Removable Media is a term that covers USB drives, CDs, and even plugable BYOD devices such as phones, cameras and tablets. Our interactive removable media training covers two main concepts: the safe use of removable media for legitimate purposes, and attacks hackers launch from removable media. Safe use includes the use of encryption, either before data is stored or on the device itself. Hacker attacks concentrate on malware and phishing messages that are often planted on “lost” USB drives and CDs scattered near a target organization.
A PCI-compliant security awareness program requires training regarding policies and procedures that keep cardholder data safe to be administered to all personnel upon hire and at least once a year. The topics in this module cover the essential cardholder data security requirements for all different payment environments; card present, card-not-present, mail, fax, online, and phone (individual or call center.)

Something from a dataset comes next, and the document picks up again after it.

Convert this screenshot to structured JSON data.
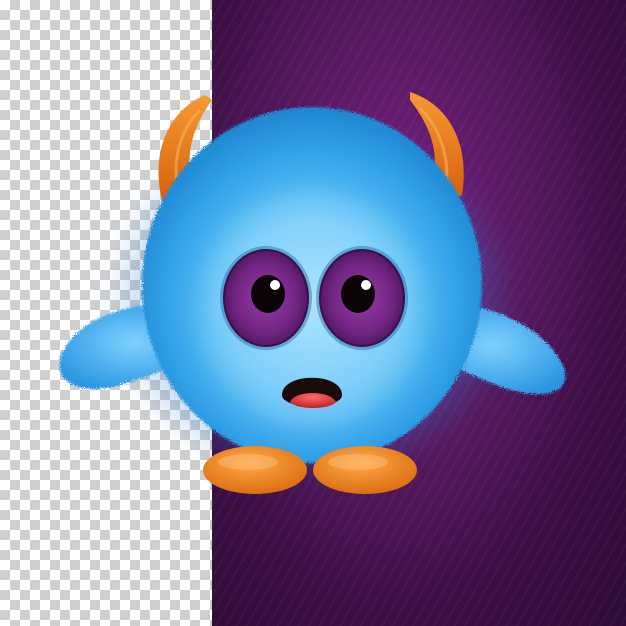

Privacy and PII
This module discusses cloud services. It begins with an explanation of the term “cloud”, then covers how people interact with it on a daily basis. Then it describes different types of cloud service and the benefits and risks cloud creates for businesses. Finally, tips are provided for using cloud services in a safe and responsible way.
This training module begins with the definition of Data Retention and an explanation as to why some organizations need data retention plans (regulatory compliance, business needs, litigation). Then it covers data retention plans, lists some common types of data that are subject to data retention policies, and concludes with secure data disposal considerations.
This module introduces the concept of Data Security and why it is important. It outlines the risks posed by insecure data handling and emphasizes that data security is everyone’s responsibility. Important topics related to data security are covered in detail: Data Classification, Employee Training, Software security (antivirus and updates), and secure data storage, backup, and recovery.
This training covers secure disposal of sensitive data. It begins with explanation of what it means to “destroy data” and how data can be found in many forms and locations. Then it discusses reasons for data destruction followed by a description of some common data destruction methods.
Red Flag Rule
This module begins with a brief overview of the Red Flags Rule and its main purpose. It explains the requirement of having a written Identity Theft Prevention Program, and provides some important definitions from the regulation (financial institutions, creditors, covered accounts). Then the module covers all 4 steps of the Identity Theft Prevention Program in detail: Identifying Red Flags, Detecting Red Flags, Responding to Red Flags, and Updating the Program.
Advanced Persistent Threat
This module explains the concept of APTs. It explains how to recognize APTS, why they are so dangerous, what motivates them, and what attack methods they use. A real APT attack is used to illustrate the danger of APTs and the lifecycle of a typical APT attack. Finally, some basic steps are outlined to help protect against APT attacks, including reporting suspicious activity and not sharing sensitive information.
This training provides an overview of the Gramm-Leach-Bliley Act (GLBA). It explains the purpose of the regulation and consequences of non-compliance. Three main sections of GLBA: Financial Privacy Rule, Safeguards Rule, and Pretexting Provisions, – are discussed in detail. Then the module explains the term Nonpublic Personal Information and provides common examples of it. Finally, it highlights the importance of following policies and procedures and provides some tips for maintaining the confidentiality and integrity of personal data.